Yet despite our reciting of morning prayers and the teachings of our ancestors, dissatisfaction and craving persists. The deadly results of the cravings of the Israelites is mirrored in our world today in the suffering that results from the pursuit of unquenchable desires for perfect bodies, more and more material success, and the pain in the lives of those addicted to drugs and alcohol to name a few.

In both Buddhist and Jewish teachings the importance of paying attention not to the objects of our craving but to craving itself is seen as the path towards liberation. The Buddhist teacher, Joseph Goldstein speaks about paying attention to moments of non-craving when we feel a sense of ease and presence which result in openness to love and compassion.

Jack Kornfield reflects on moving from the contracted experience of craving to an open awareness of the world:

“For me, letting go of wanting and opening to the rhythms of the rain showers and the cries of the wildfowl during my time in the forest monastery helped me learn to experience abundance. Students of mindfulness experience the same openness when they leave a meditation retreat. They enter the supermarkets we usually take for granted, and stand there smiling at the wildest abundance of food ever presented to an ancient emperor. ” [1]
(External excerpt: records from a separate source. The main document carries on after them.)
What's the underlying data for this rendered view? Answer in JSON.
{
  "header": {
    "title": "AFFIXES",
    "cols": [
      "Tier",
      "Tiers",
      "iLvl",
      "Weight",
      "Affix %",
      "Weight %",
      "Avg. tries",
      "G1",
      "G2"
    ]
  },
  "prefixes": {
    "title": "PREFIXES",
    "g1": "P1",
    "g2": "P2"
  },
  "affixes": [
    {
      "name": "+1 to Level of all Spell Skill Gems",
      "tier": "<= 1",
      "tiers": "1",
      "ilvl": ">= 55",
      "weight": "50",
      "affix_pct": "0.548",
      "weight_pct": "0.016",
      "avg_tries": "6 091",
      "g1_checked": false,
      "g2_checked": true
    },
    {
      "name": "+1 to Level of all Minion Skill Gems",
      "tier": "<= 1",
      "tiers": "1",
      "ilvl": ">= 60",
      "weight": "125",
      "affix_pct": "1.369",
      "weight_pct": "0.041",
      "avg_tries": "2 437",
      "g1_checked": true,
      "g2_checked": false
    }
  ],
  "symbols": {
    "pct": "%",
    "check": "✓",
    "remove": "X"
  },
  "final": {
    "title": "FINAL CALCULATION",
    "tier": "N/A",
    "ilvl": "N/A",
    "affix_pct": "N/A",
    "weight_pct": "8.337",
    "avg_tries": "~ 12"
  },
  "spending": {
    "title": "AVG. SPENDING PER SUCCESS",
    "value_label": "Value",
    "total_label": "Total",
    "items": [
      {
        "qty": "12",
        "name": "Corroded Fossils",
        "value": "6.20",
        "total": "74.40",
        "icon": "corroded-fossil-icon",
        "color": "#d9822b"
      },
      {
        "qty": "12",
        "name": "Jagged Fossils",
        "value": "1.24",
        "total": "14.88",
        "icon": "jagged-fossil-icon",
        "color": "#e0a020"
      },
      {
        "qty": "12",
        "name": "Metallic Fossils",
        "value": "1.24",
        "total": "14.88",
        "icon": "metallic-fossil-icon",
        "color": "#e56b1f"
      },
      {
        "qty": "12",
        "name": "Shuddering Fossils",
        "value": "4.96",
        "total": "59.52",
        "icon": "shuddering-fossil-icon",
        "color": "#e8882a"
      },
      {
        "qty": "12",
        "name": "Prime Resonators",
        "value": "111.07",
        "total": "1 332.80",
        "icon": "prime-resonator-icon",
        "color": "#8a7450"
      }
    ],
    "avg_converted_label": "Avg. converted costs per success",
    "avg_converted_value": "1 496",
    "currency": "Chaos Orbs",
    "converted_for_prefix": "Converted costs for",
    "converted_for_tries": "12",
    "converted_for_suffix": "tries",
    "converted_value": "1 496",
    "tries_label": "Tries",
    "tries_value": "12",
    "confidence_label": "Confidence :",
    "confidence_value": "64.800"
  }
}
The founder of Hasidism, R. Israel ben Eliezer (18th Century), known as The Ba’al Shem Tov understands that the cravings themselves need to be buried. His grandson, R. Chaim Epraim of Sudylkov, author of Degel Mahane Ephraim, quotes the Ba’al Shem Tov:

“. . . Kivrot-HaTa’avah, this is the aspect of wisdom, for there the people buried their cravings. The explanation is that anyone who attains the quality of wisdom can thus make as nothing all of their cravings, from the greatness of his/ her cleaving to the Holy One of Blessed Name.” [2]

The Ba’al Shem Tov reads ‘Graves of Cravings’ as saying literally that the cravings themselves were buried. The quality of wisdom that the Ba’al Shem Tov refers to is from devekut, becoming closer to YHVH, and this experience of feeling the Divine Presence will bury our cravings. Thus, it is not the willpower to overcome a particular craving but to live a life of fostering and allowing religious spirit to fill us.

In my meditation practice I have been taught to witness the continual flow of thoughts, emotions and bodily sensations that come up as I sit and try to pay attention to my breath. Sometimes the full array of cravings and lusts pass through my mind and emotions. Through the meditative experience we can learn about the continual changing nature of all cravings and lusts. Rather than grasping on to a particular craving, we are to see that our craving passes when we do not attach ourselves to it. We also learn there is no ending to craving, for the satisfaction we think we will experience when we fulfill our craving is short lived and we will begin to crave once again. The goal of practice I believe is to accept that our cravings exist and yet not be controlled by them.

The Israelites problem was not the cravings for meat but their losing touch with the cravings of their soul. Moses responds to the crying out of the Israelites for meat by speaking to YHVH about his frustration with the complaining people. YHVH responds by imbuing prophetic spirit/ecstasy with a group of 70 elders. Eldad and Medad, speak in prophetic spirit/ecstasy outside of the larger group and the people complain. Moses responds,

“Are you wrought up on my account? Would that all YHVH’s people be prophets, that YHVH put [the divine] spirit upon them!” (Numbers 11:29)

The Torah contrasts craving with the experience of being filled with closeness to the Divine. Instead of wishing for more suffering from our insatiable desire, Moses would prefer that all of us become filled with the spirit of YHVH. May it be so for all of us.

Shabbat Shalom!

[1] Kornfield, Jack, The Wise Heart. Bantam Books, 2008. Page 198

[2] In Blog Post by Eliezer ben Philly on Word Press


Rabbi Steven Altarescu (AJR 2014) served as co-rabbi with his wife Rabbi Laurie Levy (AJR 2015) at the Reform Temple of Putnam Valley from 2014- 2020. He is a Board Certified Chaplain who has worked at Westchester Medical Center and Northern Westchester Hospital. He is developing his meditation practice and studying painting and mixed media art at the Art Students League and chasing after his four young granddaughters.